If you’re still not sure which skills will pay off, consider choosing one that isn’t industry-specific, but is still in high demand. For example, LinkedIn surveyed business leaders and discovered they’re looking for the following skills:
Find Ways to Integrate Learning into Your Life
Most professionals in established careers have obligations beyond work, such as balancing family, social, and community duties. These things can make attending formal schooling a bit of a challenge, but thankfully, upskilling doesn’t typically require major time investments.
Speak with Your Manager or Human resources / people team
Larger companies often offer mentorship programs. By getting in with a mentor, you may be able to learn their job duties or pick up additional soft skills. If your company doesn’t offer this, check with a manager or someone in HR to see if they’ll create a program or give you the opportunity to shadow an employee who has skills you’d like to pick up. You can always proactively reach out to those you admire internally and see if they are open to a small mentorship commitment, which might look like one coffee a month for 30 minutes to discuss your career goals and to monitor your progression.
Attend Conferences and Workshops
Run a search for conferences and workshops in your area that will give you the opportunity to learn over an afternoon, day, or weekend. If the information is something your employer can benefit from, don’t hesitate to check with HR to see if the cost of attending can be subsidized or if your company would consider treating it as a workday. Conferences can allow you to meet people who are in a similar career area to you, and those people may give you an idea of the skills or attributes you can focus on to become a better professional in your area and accelerate your own career.
Network with those that have mastered your desired skill
You probably know a few people in your field who are really great with at least one thing. Maybe you know a salesman who closes more deals than anyone else, an individual who gives flawless presentations, or a department manager who is consistently recognized for topping the others.
Take a moment to speak with the person, tell them what you appreciate about them, and offer a cup of coffee in exchange for a few moments of picking his or her brain about how they do it so well. You’ll be surprised by how many are flattered and will make the time to chat with you. This not only bodes well for picking up new skills, but also increases your network, which is beneficial when you’re looking for a promotion or want to shift companies.
Take Online Courses

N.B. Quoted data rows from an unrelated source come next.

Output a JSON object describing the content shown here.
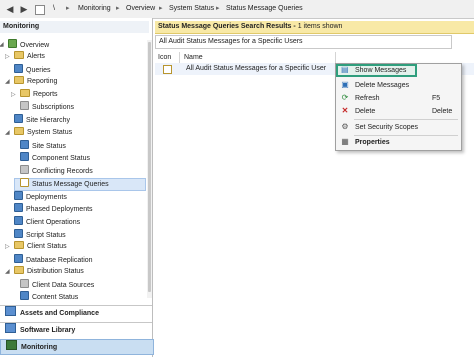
{
  "breadcrumb": {
    "back_icon": "back-arrow-icon",
    "forward_icon": "forward-arrow-icon",
    "root": "\\",
    "items": [
      "Monitoring",
      "Overview",
      "System Status",
      "Status Message Queries"
    ],
    "separator": "▸"
  },
  "nav": {
    "header": "Monitoring",
    "tree": [
      {
        "label": "Overview",
        "icon": "overview-icon"
      },
      {
        "label": "Alerts",
        "icon": "folder-icon"
      },
      {
        "label": "Queries",
        "icon": "queries-icon"
      },
      {
        "label": "Reporting",
        "icon": "folder-icon"
      },
      {
        "label": "Reports",
        "icon": "folder-icon"
      },
      {
        "label": "Subscriptions",
        "icon": "subscriptions-icon"
      },
      {
        "label": "Site Hierarchy",
        "icon": "site-hierarchy-icon"
      },
      {
        "label": "System Status",
        "icon": "folder-icon"
      },
      {
        "label": "Site Status",
        "icon": "site-status-icon"
      },
      {
        "label": "Component Status",
        "icon": "component-status-icon"
      },
      {
        "label": "Conflicting Records",
        "icon": "conflicting-records-icon"
      },
      {
        "label": "Status Message Queries",
        "icon": "status-message-queries-icon"
      },
      {
        "label": "Deployments",
        "icon": "deployments-icon"
      },
      {
        "label": "Phased Deployments",
        "icon": "phased-deployments-icon"
      },
      {
        "label": "Client Operations",
        "icon": "client-operations-icon"
      },
      {
        "label": "Script Status",
        "icon": "script-status-icon"
      },
      {
        "label": "Client Status",
        "icon": "folder-icon"
      },
      {
        "label": "Database Replication",
        "icon": "database-replication-icon"
      },
      {
        "label": "Distribution Status",
        "icon": "folder-icon"
      },
      {
        "label": "Client Data Sources",
        "icon": "client-data-sources-icon"
      },
      {
        "label": "Content Status",
        "icon": "content-status-icon"
      }
    ],
    "workspaces": [
      {
        "label": "Assets and Compliance",
        "icon": "assets-compliance-icon"
      },
      {
        "label": "Software Library",
        "icon": "software-library-icon"
      },
      {
        "label": "Monitoring",
        "icon": "monitoring-icon"
      }
    ]
  },
  "results": {
    "title": "Status Message Queries Search Results",
    "count_text": "1 items shown",
    "filter_text": "All Audit Status Messages for a Specific Users",
    "columns": [
      "Icon",
      "Name"
    ],
    "rows": [
      {
        "icon": "status-message-query-icon",
        "name": "All Audit Status Messages for a Specific User"
      }
    ]
  },
  "context_menu": {
    "items": [
      {
        "label": "Show Messages",
        "icon": "show-messages-icon",
        "key": ""
      },
      {
        "label": "Delete Messages",
        "icon": "delete-messages-icon",
        "key": ""
      },
      {
        "label": "Refresh",
        "icon": "refresh-icon",
        "key": "F5"
      },
      {
        "label": "Delete",
        "icon": "delete-icon",
        "key": "Delete"
      },
      {
        "label": "Set Security Scopes",
        "icon": "security-scopes-icon",
        "key": ""
      },
      {
        "label": "Properties",
        "icon": "properties-icon",
        "key": ""
      }
    ],
    "highlight_color": "#2f9e7d"
  },
  "colors": {
    "results_header_bg": "#f8e9a6",
    "selection_bg": "#d9e7f8",
    "accent": "#2f9e7d"
  }
}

Online courses come in all shapes and sizes. For example, some universities offer structured courses, while other options such as Skillshare allow you to pick up skills whenever you have time, be it on a lunch break or while killing time before a meeting.

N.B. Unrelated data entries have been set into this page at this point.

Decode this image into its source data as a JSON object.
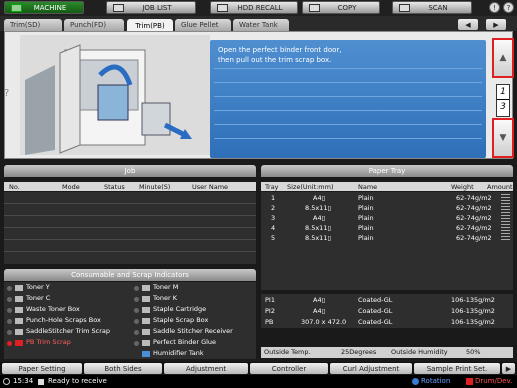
{
  "topbar": {
    "machine": "MACHINE",
    "job_list": "JOB LIST",
    "hdd_recall": "HDD RECALL",
    "copy": "COPY",
    "scan": "SCAN",
    "info_icon": "!",
    "help_icon": "?"
  },
  "tabs": [
    {
      "label": "Trim(SD)"
    },
    {
      "label": "Punch(FD)"
    },
    {
      "label": "Trim(PB)"
    },
    {
      "label": "Glue Pellet"
    },
    {
      "label": "Water Tank"
    }
  ],
  "tab_prev": "◀",
  "tab_next": "▶",
  "guide": {
    "line1": "Open the perfect binder front door,",
    "line2": "then pull out the trim scrap box.",
    "help_mark": "?",
    "page_current": "1",
    "page_total": "3"
  },
  "job": {
    "title": "Job",
    "columns": [
      "No.",
      "Mode",
      "Status",
      "Minute(S)",
      "User Name"
    ]
  },
  "consumables": {
    "title": "Consumable and Scrap Indicators",
    "left": [
      {
        "label": "Toner Y",
        "alert": false
      },
      {
        "label": "Toner C",
        "alert": false
      },
      {
        "label": "Waste Toner Box",
        "alert": false
      },
      {
        "label": "Punch-Hole Scraps Box",
        "alert": false
      },
      {
        "label": "SaddleStitcher Trim Scrap",
        "alert": false
      },
      {
        "label": "PB Trim Scrap",
        "alert": true
      }
    ],
    "right": [
      {
        "label": "Toner M",
        "alert": false
      },
      {
        "label": "Toner K",
        "alert": false
      },
      {
        "label": "Staple Cartridge",
        "alert": false
      },
      {
        "label": "Staple Scrap Box",
        "alert": false
      },
      {
        "label": "Saddle Stitcher Receiver",
        "alert": false
      },
      {
        "label": "Perfect Binder Glue",
        "alert": false
      },
      {
        "label": "Humidifier Tank",
        "alert": false
      }
    ]
  },
  "paper_tray": {
    "title": "Paper Tray",
    "columns": [
      "Tray",
      "Size(Unit:mm)",
      "Name",
      "Weight",
      "Amount"
    ],
    "rows": [
      {
        "tray": "1",
        "size": "A4▯",
        "name": "Plain",
        "weight": "62-74g/m2"
      },
      {
        "tray": "2",
        "size": "8.5x11▯",
        "name": "Plain",
        "weight": "62-74g/m2"
      },
      {
        "tray": "3",
        "size": "A4▯",
        "name": "Plain",
        "weight": "62-74g/m2"
      },
      {
        "tray": "4",
        "size": "8.5x11▯",
        "name": "Plain",
        "weight": "62-74g/m2"
      },
      {
        "tray": "5",
        "size": "8.5x11▯",
        "name": "Plain",
        "weight": "62-74g/m2"
      }
    ],
    "post_rows": [
      {
        "tray": "PI1",
        "size": "A4▯",
        "name": "Coated-GL",
        "weight": "106-135g/m2"
      },
      {
        "tray": "PI2",
        "size": "A4▯",
        "name": "Coated-GL",
        "weight": "106-135g/m2"
      },
      {
        "tray": "PB",
        "size": "307.0 x 472.0",
        "name": "Coated-GL",
        "weight": "106-135g/m2"
      }
    ],
    "outside_temp_label": "Outside Temp.",
    "outside_temp_value": "25Degrees",
    "outside_humidity_label": "Outside Humidity",
    "outside_humidity_value": "50%"
  },
  "bottom": {
    "paper_setting": "Paper Setting",
    "both_sides": "Both Sides",
    "adjustment": "Adjustment",
    "controller": "Controller",
    "curl_adjustment": "Curl Adjustment",
    "sample_print": "Sample Print Set.",
    "next": "▶"
  },
  "status": {
    "time": "15:34",
    "message": "Ready to receive",
    "rotation": "Rotation",
    "drum": "Drum/Dev."
  }
}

JobGPS suggests relevant online courses on each career path page (in partnership with Skillshare), so you wll be able to know which areas you can focus on to enter that career or grow within it.

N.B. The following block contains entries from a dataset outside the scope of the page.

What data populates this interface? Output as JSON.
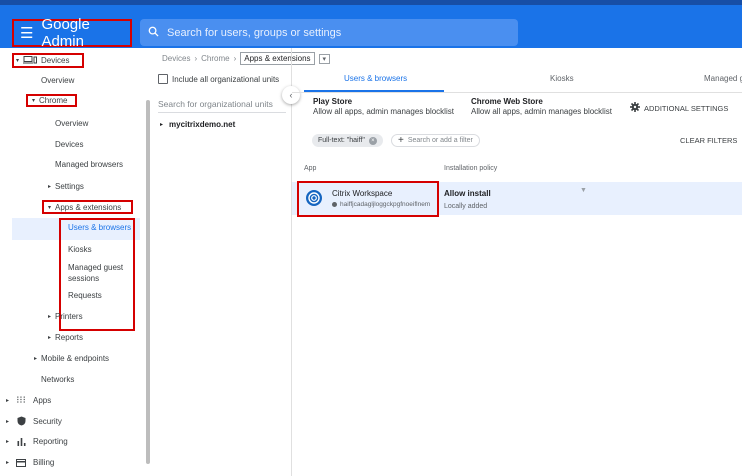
{
  "topbar": {
    "app_title": "Google Admin",
    "search_placeholder": "Search for users, groups or settings"
  },
  "breadcrumb": {
    "items": [
      "Devices",
      "Chrome",
      "Apps & extensions"
    ],
    "separator": "›"
  },
  "sidebar": {
    "devices": "Devices",
    "overview": "Overview",
    "chrome": "Chrome",
    "chrome_overview": "Overview",
    "chrome_devices": "Devices",
    "managed_browsers": "Managed browsers",
    "settings": "Settings",
    "apps_extensions": "Apps & extensions",
    "users_browsers": "Users & browsers",
    "kiosks": "Kiosks",
    "managed_guest_sessions": "Managed guest sessions",
    "requests": "Requests",
    "printers": "Printers",
    "reports": "Reports",
    "mobile_endpoints": "Mobile & endpoints",
    "networks": "Networks",
    "apps": "Apps",
    "security": "Security",
    "reporting": "Reporting",
    "billing": "Billing"
  },
  "orgpanel": {
    "include_all_label": "Include all organizational units",
    "search_placeholder": "Search for organizational units",
    "org_unit": "mycitrixdemo.net"
  },
  "tabs": [
    "Users & browsers",
    "Kiosks",
    "Managed g"
  ],
  "stores": {
    "play_title": "Play Store",
    "play_desc": "Allow all apps, admin manages blocklist",
    "web_title": "Chrome Web Store",
    "web_desc": "Allow all apps, admin manages blocklist",
    "additional_settings": "ADDITIONAL SETTINGS"
  },
  "filters": {
    "chip_label": "Full-text: \"haiff\"",
    "add_placeholder": "Search or add a filter",
    "clear": "CLEAR FILTERS"
  },
  "table": {
    "headers": [
      "App",
      "Installation policy"
    ],
    "rows": [
      {
        "app_name": "Citrix Workspace",
        "app_id": "haiffjcadagljloggckpgfnoeiflnem",
        "policy": "Allow install",
        "policy_sub": "Locally added"
      }
    ]
  },
  "colors": {
    "brand": "#1a73e8",
    "highlight_box": "#d50000",
    "selected_row": "#e8f0fe"
  }
}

listen to Podcasts and Audiobooks
Do you have a lengthy commute or find yourself waiting with nothing to do from time to time? If so, you may be able to find audiobooks and podcasts that can teach anything from a foreign language to leadership, all in time that might otherwise be wasted.
Master one Skill at a Time and Repeat the Process
There’s no need to jump into a rigorous study program if you’re not changing careers entirely, so pick a single skill to learn at first. When you’ve finished the first one, you’ll have a good feel for what you can personally take on, making it easy to select the right learning method the next time around. In order to remain competitive and continue growing for your personal satisfaction, it’s best to find a schedule that works well for you and continue choosing new skills to tackle as you complete one.
In doing so, you’ll develop a life-long habit that will ensure you remain valuable to your company and that your resume stays on the top of the stack should you ever decide to look elsewhere.